Repeat every record below exactly, but leave out any pictures.

===============

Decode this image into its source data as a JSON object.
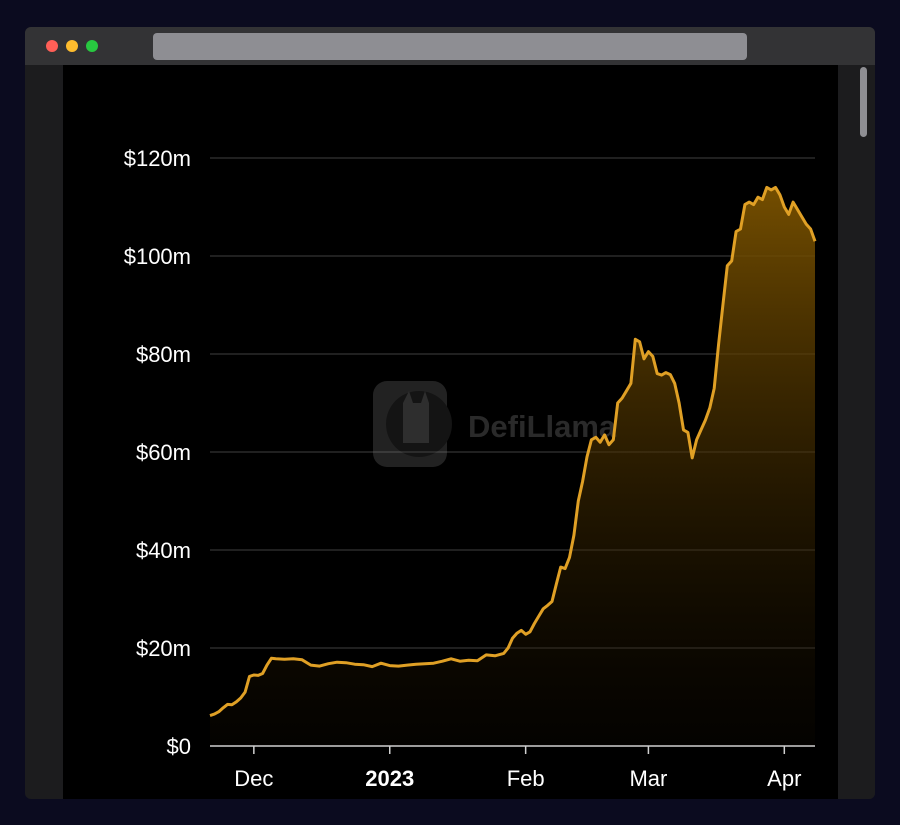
{
  "window": {
    "url": "",
    "controls": [
      "close",
      "minimize",
      "zoom"
    ]
  },
  "watermark": {
    "text": "DefiLlama",
    "logo_icon": "llama-logo-icon"
  },
  "colors": {
    "line": "#e0a025",
    "area_top": "#7a5200",
    "background": "#000000",
    "grid": "#2a2a2a",
    "text": "#ffffff"
  },
  "chart_data": {
    "type": "area",
    "title": "",
    "xlabel": "",
    "ylabel": "",
    "ylim": [
      0,
      120000000
    ],
    "xlim": [
      "2022-11-21",
      "2023-04-08"
    ],
    "grid": true,
    "legend": "none",
    "y_ticks": [
      {
        "value": 0,
        "label": "$0"
      },
      {
        "value": 20000000,
        "label": "$20m"
      },
      {
        "value": 40000000,
        "label": "$40m"
      },
      {
        "value": 60000000,
        "label": "$60m"
      },
      {
        "value": 80000000,
        "label": "$80m"
      },
      {
        "value": 100000000,
        "label": "$100m"
      },
      {
        "value": 120000000,
        "label": "$120m"
      }
    ],
    "x_ticks": [
      {
        "date": "2022-12-01",
        "label": "Dec",
        "bold": false
      },
      {
        "date": "2023-01-01",
        "label": "2023",
        "bold": true
      },
      {
        "date": "2023-02-01",
        "label": "Feb",
        "bold": false
      },
      {
        "date": "2023-03-01",
        "label": "Mar",
        "bold": false
      },
      {
        "date": "2023-04-01",
        "label": "Apr",
        "bold": false
      }
    ],
    "series": [
      {
        "points": [
          [
            "2022-11-21",
            6200000
          ],
          [
            "2022-11-22",
            6500000
          ],
          [
            "2022-11-23",
            7000000
          ],
          [
            "2022-11-24",
            7800000
          ],
          [
            "2022-11-25",
            8500000
          ],
          [
            "2022-11-26",
            8400000
          ],
          [
            "2022-11-27",
            9000000
          ],
          [
            "2022-11-28",
            9800000
          ],
          [
            "2022-11-29",
            11000000
          ],
          [
            "2022-11-30",
            14200000
          ],
          [
            "2022-12-01",
            14500000
          ],
          [
            "2022-12-02",
            14400000
          ],
          [
            "2022-12-03",
            14800000
          ],
          [
            "2022-12-04",
            16500000
          ],
          [
            "2022-12-05",
            17900000
          ],
          [
            "2022-12-06",
            17800000
          ],
          [
            "2022-12-08",
            17700000
          ],
          [
            "2022-12-10",
            17800000
          ],
          [
            "2022-12-12",
            17600000
          ],
          [
            "2022-12-14",
            16500000
          ],
          [
            "2022-12-16",
            16300000
          ],
          [
            "2022-12-18",
            16800000
          ],
          [
            "2022-12-20",
            17100000
          ],
          [
            "2022-12-22",
            17000000
          ],
          [
            "2022-12-24",
            16700000
          ],
          [
            "2022-12-26",
            16600000
          ],
          [
            "2022-12-28",
            16200000
          ],
          [
            "2022-12-30",
            16900000
          ],
          [
            "2023-01-01",
            16400000
          ],
          [
            "2023-01-03",
            16300000
          ],
          [
            "2023-01-05",
            16500000
          ],
          [
            "2023-01-07",
            16700000
          ],
          [
            "2023-01-09",
            16800000
          ],
          [
            "2023-01-11",
            16900000
          ],
          [
            "2023-01-13",
            17300000
          ],
          [
            "2023-01-15",
            17800000
          ],
          [
            "2023-01-17",
            17300000
          ],
          [
            "2023-01-19",
            17500000
          ],
          [
            "2023-01-21",
            17400000
          ],
          [
            "2023-01-23",
            18600000
          ],
          [
            "2023-01-25",
            18400000
          ],
          [
            "2023-01-27",
            18900000
          ],
          [
            "2023-01-28",
            20000000
          ],
          [
            "2023-01-29",
            22000000
          ],
          [
            "2023-01-30",
            23000000
          ],
          [
            "2023-01-31",
            23600000
          ],
          [
            "2023-02-01",
            22800000
          ],
          [
            "2023-02-02",
            23300000
          ],
          [
            "2023-02-03",
            25000000
          ],
          [
            "2023-02-04",
            26500000
          ],
          [
            "2023-02-05",
            28000000
          ],
          [
            "2023-02-06",
            28700000
          ],
          [
            "2023-02-07",
            29500000
          ],
          [
            "2023-02-08",
            33000000
          ],
          [
            "2023-02-09",
            36500000
          ],
          [
            "2023-02-10",
            36200000
          ],
          [
            "2023-02-11",
            38500000
          ],
          [
            "2023-02-12",
            43000000
          ],
          [
            "2023-02-13",
            50000000
          ],
          [
            "2023-02-14",
            54000000
          ],
          [
            "2023-02-15",
            59000000
          ],
          [
            "2023-02-16",
            62500000
          ],
          [
            "2023-02-17",
            63000000
          ],
          [
            "2023-02-18",
            62000000
          ],
          [
            "2023-02-19",
            63500000
          ],
          [
            "2023-02-20",
            61500000
          ],
          [
            "2023-02-21",
            62500000
          ],
          [
            "2023-02-22",
            70000000
          ],
          [
            "2023-02-23",
            71000000
          ],
          [
            "2023-02-24",
            72500000
          ],
          [
            "2023-02-25",
            74000000
          ],
          [
            "2023-02-26",
            83000000
          ],
          [
            "2023-02-27",
            82500000
          ],
          [
            "2023-02-28",
            79000000
          ],
          [
            "2023-03-01",
            80500000
          ],
          [
            "2023-03-02",
            79500000
          ],
          [
            "2023-03-03",
            76000000
          ],
          [
            "2023-03-04",
            75700000
          ],
          [
            "2023-03-05",
            76200000
          ],
          [
            "2023-03-06",
            75800000
          ],
          [
            "2023-03-07",
            74000000
          ],
          [
            "2023-03-08",
            70000000
          ],
          [
            "2023-03-09",
            64500000
          ],
          [
            "2023-03-10",
            64000000
          ],
          [
            "2023-03-11",
            58800000
          ],
          [
            "2023-03-12",
            62500000
          ],
          [
            "2023-03-13",
            64500000
          ],
          [
            "2023-03-14",
            66500000
          ],
          [
            "2023-03-15",
            69000000
          ],
          [
            "2023-03-16",
            73000000
          ],
          [
            "2023-03-17",
            82000000
          ],
          [
            "2023-03-18",
            90000000
          ],
          [
            "2023-03-19",
            98000000
          ],
          [
            "2023-03-20",
            99000000
          ],
          [
            "2023-03-21",
            105000000
          ],
          [
            "2023-03-22",
            105500000
          ],
          [
            "2023-03-23",
            110500000
          ],
          [
            "2023-03-24",
            111000000
          ],
          [
            "2023-03-25",
            110500000
          ],
          [
            "2023-03-26",
            112000000
          ],
          [
            "2023-03-27",
            111500000
          ],
          [
            "2023-03-28",
            114000000
          ],
          [
            "2023-03-29",
            113500000
          ],
          [
            "2023-03-30",
            114000000
          ],
          [
            "2023-03-31",
            112500000
          ],
          [
            "2023-04-01",
            110000000
          ],
          [
            "2023-04-02",
            108500000
          ],
          [
            "2023-04-03",
            111000000
          ],
          [
            "2023-04-04",
            109500000
          ],
          [
            "2023-04-05",
            108000000
          ],
          [
            "2023-04-06",
            106500000
          ],
          [
            "2023-04-07",
            105500000
          ],
          [
            "2023-04-08",
            103000000
          ]
        ]
      }
    ]
  }
}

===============

RESPONSE FOR THIS EXERCISE:
Decode this image into its source data as a JSON object.
{
  "window": {
    "url": "",
    "controls": [
      "close",
      "minimize",
      "zoom"
    ]
  },
  "watermark": {
    "text": "DefiLlama",
    "logo_icon": "llama-logo-icon"
  },
  "colors": {
    "line": "#e0a025",
    "area_top": "#7a5200",
    "background": "#000000",
    "grid": "#2a2a2a",
    "text": "#ffffff"
  },
  "chart_data": {
    "type": "area",
    "title": "",
    "xlabel": "",
    "ylabel": "",
    "ylim": [
      0,
      120000000
    ],
    "xlim": [
      "2022-11-21",
      "2023-04-08"
    ],
    "grid": true,
    "legend": "none",
    "y_ticks": [
      {
        "value": 0,
        "label": "$0"
      },
      {
        "value": 20000000,
        "label": "$20m"
      },
      {
        "value": 40000000,
        "label": "$40m"
      },
      {
        "value": 60000000,
        "label": "$60m"
      },
      {
        "value": 80000000,
        "label": "$80m"
      },
      {
        "value": 100000000,
        "label": "$100m"
      },
      {
        "value": 120000000,
        "label": "$120m"
      }
    ],
    "x_ticks": [
      {
        "date": "2022-12-01",
        "label": "Dec",
        "bold": false
      },
      {
        "date": "2023-01-01",
        "label": "2023",
        "bold": true
      },
      {
        "date": "2023-02-01",
        "label": "Feb",
        "bold": false
      },
      {
        "date": "2023-03-01",
        "label": "Mar",
        "bold": false
      },
      {
        "date": "2023-04-01",
        "label": "Apr",
        "bold": false
      }
    ],
    "series": [
      {
        "points": [
          [
            "2022-11-21",
            6200000
          ],
          [
            "2022-11-22",
            6500000
          ],
          [
            "2022-11-23",
            7000000
          ],
          [
            "2022-11-24",
            7800000
          ],
          [
            "2022-11-25",
            8500000
          ],
          [
            "2022-11-26",
            8400000
          ],
          [
            "2022-11-27",
            9000000
          ],
          [
            "2022-11-28",
            9800000
          ],
          [
            "2022-11-29",
            11000000
          ],
          [
            "2022-11-30",
            14200000
          ],
          [
            "2022-12-01",
            14500000
          ],
          [
            "2022-12-02",
            14400000
          ],
          [
            "2022-12-03",
            14800000
          ],
          [
            "2022-12-04",
            16500000
          ],
          [
            "2022-12-05",
            17900000
          ],
          [
            "2022-12-06",
            17800000
          ],
          [
            "2022-12-08",
            17700000
          ],
          [
            "2022-12-10",
            17800000
          ],
          [
            "2022-12-12",
            17600000
          ],
          [
            "2022-12-14",
            16500000
          ],
          [
            "2022-12-16",
            16300000
          ],
          [
            "2022-12-18",
            16800000
          ],
          [
            "2022-12-20",
            17100000
          ],
          [
            "2022-12-22",
            17000000
          ],
          [
            "2022-12-24",
            16700000
          ],
          [
            "2022-12-26",
            16600000
          ],
          [
            "2022-12-28",
            16200000
          ],
          [
            "2022-12-30",
            16900000
          ],
          [
            "2023-01-01",
            16400000
          ],
          [
            "2023-01-03",
            16300000
          ],
          [
            "2023-01-05",
            16500000
          ],
          [
            "2023-01-07",
            16700000
          ],
          [
            "2023-01-09",
            16800000
          ],
          [
            "2023-01-11",
            16900000
          ],
          [
            "2023-01-13",
            17300000
          ],
          [
            "2023-01-15",
            17800000
          ],
          [
            "2023-01-17",
            17300000
          ],
          [
            "2023-01-19",
            17500000
          ],
          [
            "2023-01-21",
            17400000
          ],
          [
            "2023-01-23",
            18600000
          ],
          [
            "2023-01-25",
            18400000
          ],
          [
            "2023-01-27",
            18900000
          ],
          [
            "2023-01-28",
            20000000
          ],
          [
            "2023-01-29",
            22000000
          ],
          [
            "2023-01-30",
            23000000
          ],
          [
            "2023-01-31",
            23600000
          ],
          [
            "2023-02-01",
            22800000
          ],
          [
            "2023-02-02",
            23300000
          ],
          [
            "2023-02-03",
            25000000
          ],
          [
            "2023-02-04",
            26500000
          ],
          [
            "2023-02-05",
            28000000
          ],
          [
            "2023-02-06",
            28700000
          ],
          [
            "2023-02-07",
            29500000
          ],
          [
            "2023-02-08",
            33000000
          ],
          [
            "2023-02-09",
            36500000
          ],
          [
            "2023-02-10",
            36200000
          ],
          [
            "2023-02-11",
            38500000
          ],
          [
            "2023-02-12",
            43000000
          ],
          [
            "2023-02-13",
            50000000
          ],
          [
            "2023-02-14",
            54000000
          ],
          [
            "2023-02-15",
            59000000
          ],
          [
            "2023-02-16",
            62500000
          ],
          [
            "2023-02-17",
            63000000
          ],
          [
            "2023-02-18",
            62000000
          ],
          [
            "2023-02-19",
            63500000
          ],
          [
            "2023-02-20",
            61500000
          ],
          [
            "2023-02-21",
            62500000
          ],
          [
            "2023-02-22",
            70000000
          ],
          [
            "2023-02-23",
            71000000
          ],
          [
            "2023-02-24",
            72500000
          ],
          [
            "2023-02-25",
            74000000
          ],
          [
            "2023-02-26",
            83000000
          ],
          [
            "2023-02-27",
            82500000
          ],
          [
            "2023-02-28",
            79000000
          ],
          [
            "2023-03-01",
            80500000
          ],
          [
            "2023-03-02",
            79500000
          ],
          [
            "2023-03-03",
            76000000
          ],
          [
            "2023-03-04",
            75700000
          ],
          [
            "2023-03-05",
            76200000
          ],
          [
            "2023-03-06",
            75800000
          ],
          [
            "2023-03-07",
            74000000
          ],
          [
            "2023-03-08",
            70000000
          ],
          [
            "2023-03-09",
            64500000
          ],
          [
            "2023-03-10",
            64000000
          ],
          [
            "2023-03-11",
            58800000
          ],
          [
            "2023-03-12",
            62500000
          ],
          [
            "2023-03-13",
            64500000
          ],
          [
            "2023-03-14",
            66500000
          ],
          [
            "2023-03-15",
            69000000
          ],
          [
            "2023-03-16",
            73000000
          ],
          [
            "2023-03-17",
            82000000
          ],
          [
            "2023-03-18",
            90000000
          ],
          [
            "2023-03-19",
            98000000
          ],
          [
            "2023-03-20",
            99000000
          ],
          [
            "2023-03-21",
            105000000
          ],
          [
            "2023-03-22",
            105500000
          ],
          [
            "2023-03-23",
            110500000
          ],
          [
            "2023-03-24",
            111000000
          ],
          [
            "2023-03-25",
            110500000
          ],
          [
            "2023-03-26",
            112000000
          ],
          [
            "2023-03-27",
            111500000
          ],
          [
            "2023-03-28",
            114000000
          ],
          [
            "2023-03-29",
            113500000
          ],
          [
            "2023-03-30",
            114000000
          ],
          [
            "2023-03-31",
            112500000
          ],
          [
            "2023-04-01",
            110000000
          ],
          [
            "2023-04-02",
            108500000
          ],
          [
            "2023-04-03",
            111000000
          ],
          [
            "2023-04-04",
            109500000
          ],
          [
            "2023-04-05",
            108000000
          ],
          [
            "2023-04-06",
            106500000
          ],
          [
            "2023-04-07",
            105500000
          ],
          [
            "2023-04-08",
            103000000
          ]
        ]
      }
    ]
  }
}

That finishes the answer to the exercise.